- **PROBLEM TO WORK ON**
Once the data has been read, restate all of it exactly.

━━━━━━━━━━

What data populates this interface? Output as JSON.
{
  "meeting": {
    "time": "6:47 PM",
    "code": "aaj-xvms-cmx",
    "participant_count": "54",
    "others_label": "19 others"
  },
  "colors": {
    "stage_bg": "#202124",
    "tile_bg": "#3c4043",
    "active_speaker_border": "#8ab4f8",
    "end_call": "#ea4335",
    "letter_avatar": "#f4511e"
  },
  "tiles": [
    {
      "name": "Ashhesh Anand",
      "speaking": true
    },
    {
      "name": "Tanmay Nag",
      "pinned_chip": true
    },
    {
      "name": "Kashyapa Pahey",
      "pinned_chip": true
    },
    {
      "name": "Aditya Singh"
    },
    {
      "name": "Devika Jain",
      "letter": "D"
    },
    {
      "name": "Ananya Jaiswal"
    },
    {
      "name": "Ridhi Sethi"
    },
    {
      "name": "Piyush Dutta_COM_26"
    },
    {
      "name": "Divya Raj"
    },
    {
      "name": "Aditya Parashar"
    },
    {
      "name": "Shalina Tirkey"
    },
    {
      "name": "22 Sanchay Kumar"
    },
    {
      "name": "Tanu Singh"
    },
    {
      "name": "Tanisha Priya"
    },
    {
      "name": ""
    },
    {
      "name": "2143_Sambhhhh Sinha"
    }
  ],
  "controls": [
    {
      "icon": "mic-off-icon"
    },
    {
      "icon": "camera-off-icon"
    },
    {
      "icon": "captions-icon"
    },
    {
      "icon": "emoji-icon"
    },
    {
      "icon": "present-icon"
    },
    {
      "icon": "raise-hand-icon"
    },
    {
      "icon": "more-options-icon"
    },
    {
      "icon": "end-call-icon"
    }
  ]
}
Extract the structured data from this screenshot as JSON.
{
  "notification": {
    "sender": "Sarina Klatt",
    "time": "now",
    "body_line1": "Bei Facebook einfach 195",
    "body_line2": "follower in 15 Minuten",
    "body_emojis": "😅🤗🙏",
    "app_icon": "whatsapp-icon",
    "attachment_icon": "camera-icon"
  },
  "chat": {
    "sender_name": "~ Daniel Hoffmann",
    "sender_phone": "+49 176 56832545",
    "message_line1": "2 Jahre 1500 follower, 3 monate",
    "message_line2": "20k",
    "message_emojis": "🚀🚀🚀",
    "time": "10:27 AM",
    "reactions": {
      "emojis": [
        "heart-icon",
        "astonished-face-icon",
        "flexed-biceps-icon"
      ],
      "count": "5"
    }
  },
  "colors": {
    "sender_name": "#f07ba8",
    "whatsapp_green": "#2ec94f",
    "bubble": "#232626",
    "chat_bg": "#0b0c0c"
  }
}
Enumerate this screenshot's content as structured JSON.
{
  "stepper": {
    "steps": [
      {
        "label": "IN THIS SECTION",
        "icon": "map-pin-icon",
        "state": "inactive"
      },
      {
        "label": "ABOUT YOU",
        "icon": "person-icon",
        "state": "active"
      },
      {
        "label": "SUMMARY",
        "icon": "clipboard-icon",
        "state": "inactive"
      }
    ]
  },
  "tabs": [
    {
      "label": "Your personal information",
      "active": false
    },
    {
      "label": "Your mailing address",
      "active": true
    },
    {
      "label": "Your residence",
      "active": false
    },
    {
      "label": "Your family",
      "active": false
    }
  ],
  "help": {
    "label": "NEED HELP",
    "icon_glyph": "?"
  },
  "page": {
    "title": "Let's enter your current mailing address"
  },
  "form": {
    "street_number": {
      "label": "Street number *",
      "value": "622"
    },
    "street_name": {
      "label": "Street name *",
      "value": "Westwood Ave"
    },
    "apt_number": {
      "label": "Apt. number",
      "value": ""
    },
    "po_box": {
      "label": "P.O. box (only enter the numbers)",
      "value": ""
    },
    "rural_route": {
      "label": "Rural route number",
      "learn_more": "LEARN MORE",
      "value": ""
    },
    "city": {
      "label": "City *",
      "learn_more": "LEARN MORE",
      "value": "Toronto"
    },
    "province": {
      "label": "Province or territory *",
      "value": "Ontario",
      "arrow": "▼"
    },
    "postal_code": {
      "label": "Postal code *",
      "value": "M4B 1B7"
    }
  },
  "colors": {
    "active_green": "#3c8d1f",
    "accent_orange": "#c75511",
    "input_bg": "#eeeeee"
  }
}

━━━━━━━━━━

- **ANSWER SECTION**
What data populates this interface? Output as JSON.
{
  "meeting": {
    "time": "6:47 PM",
    "code": "aaj-xvms-cmx",
    "participant_count": "54",
    "others_label": "19 others"
  },
  "colors": {
    "stage_bg": "#202124",
    "tile_bg": "#3c4043",
    "active_speaker_border": "#8ab4f8",
    "end_call": "#ea4335",
    "letter_avatar": "#f4511e"
  },
  "tiles": [
    {
      "name": "Ashhesh Anand",
      "speaking": true
    },
    {
      "name": "Tanmay Nag",
      "pinned_chip": true
    },
    {
      "name": "Kashyapa Pahey",
      "pinned_chip": true
    },
    {
      "name": "Aditya Singh"
    },
    {
      "name": "Devika Jain",
      "letter": "D"
    },
    {
      "name": "Ananya Jaiswal"
    },
    {
      "name": "Ridhi Sethi"
    },
    {
      "name": "Piyush Dutta_COM_26"
    },
    {
      "name": "Divya Raj"
    },
    {
      "name": "Aditya Parashar"
    },
    {
      "name": "Shalina Tirkey"
    },
    {
      "name": "22 Sanchay Kumar"
    },
    {
      "name": "Tanu Singh"
    },
    {
      "name": "Tanisha Priya"
    },
    {
      "name": ""
    },
    {
      "name": "2143_Sambhhhh Sinha"
    }
  ],
  "controls": [
    {
      "icon": "mic-off-icon"
    },
    {
      "icon": "camera-off-icon"
    },
    {
      "icon": "captions-icon"
    },
    {
      "icon": "emoji-icon"
    },
    {
      "icon": "present-icon"
    },
    {
      "icon": "raise-hand-icon"
    },
    {
      "icon": "more-options-icon"
    },
    {
      "icon": "end-call-icon"
    }
  ]
}
Extract the structured data from this screenshot as JSON.
{
  "notification": {
    "sender": "Sarina Klatt",
    "time": "now",
    "body_line1": "Bei Facebook einfach 195",
    "body_line2": "follower in 15 Minuten",
    "body_emojis": "😅🤗🙏",
    "app_icon": "whatsapp-icon",
    "attachment_icon": "camera-icon"
  },
  "chat": {
    "sender_name": "~ Daniel Hoffmann",
    "sender_phone": "+49 176 56832545",
    "message_line1": "2 Jahre 1500 follower, 3 monate",
    "message_line2": "20k",
    "message_emojis": "🚀🚀🚀",
    "time": "10:27 AM",
    "reactions": {
      "emojis": [
        "heart-icon",
        "astonished-face-icon",
        "flexed-biceps-icon"
      ],
      "count": "5"
    }
  },
  "colors": {
    "sender_name": "#f07ba8",
    "whatsapp_green": "#2ec94f",
    "bubble": "#232626",
    "chat_bg": "#0b0c0c"
  }
}
Enumerate this screenshot's content as structured JSON.
{
  "stepper": {
    "steps": [
      {
        "label": "IN THIS SECTION",
        "icon": "map-pin-icon",
        "state": "inactive"
      },
      {
        "label": "ABOUT YOU",
        "icon": "person-icon",
        "state": "active"
      },
      {
        "label": "SUMMARY",
        "icon": "clipboard-icon",
        "state": "inactive"
      }
    ]
  },
  "tabs": [
    {
      "label": "Your personal information",
      "active": false
    },
    {
      "label": "Your mailing address",
      "active": true
    },
    {
      "label": "Your residence",
      "active": false
    },
    {
      "label": "Your family",
      "active": false
    }
  ],
  "help": {
    "label": "NEED HELP",
    "icon_glyph": "?"
  },
  "page": {
    "title": "Let's enter your current mailing address"
  },
  "form": {
    "street_number": {
      "label": "Street number *",
      "value": "622"
    },
    "street_name": {
      "label": "Street name *",
      "value": "Westwood Ave"
    },
    "apt_number": {
      "label": "Apt. number",
      "value": ""
    },
    "po_box": {
      "label": "P.O. box (only enter the numbers)",
      "value": ""
    },
    "rural_route": {
      "label": "Rural route number",
      "learn_more": "LEARN MORE",
      "value": ""
    },
    "city": {
      "label": "City *",
      "learn_more": "LEARN MORE",
      "value": "Toronto"
    },
    "province": {
      "label": "Province or territory *",
      "value": "Ontario",
      "arrow": "▼"
    },
    "postal_code": {
      "label": "Postal code *",
      "value": "M4B 1B7"
    }
  },
  "colors": {
    "active_green": "#3c8d1f",
    "accent_orange": "#c75511",
    "input_bg": "#eeeeee"
  }
}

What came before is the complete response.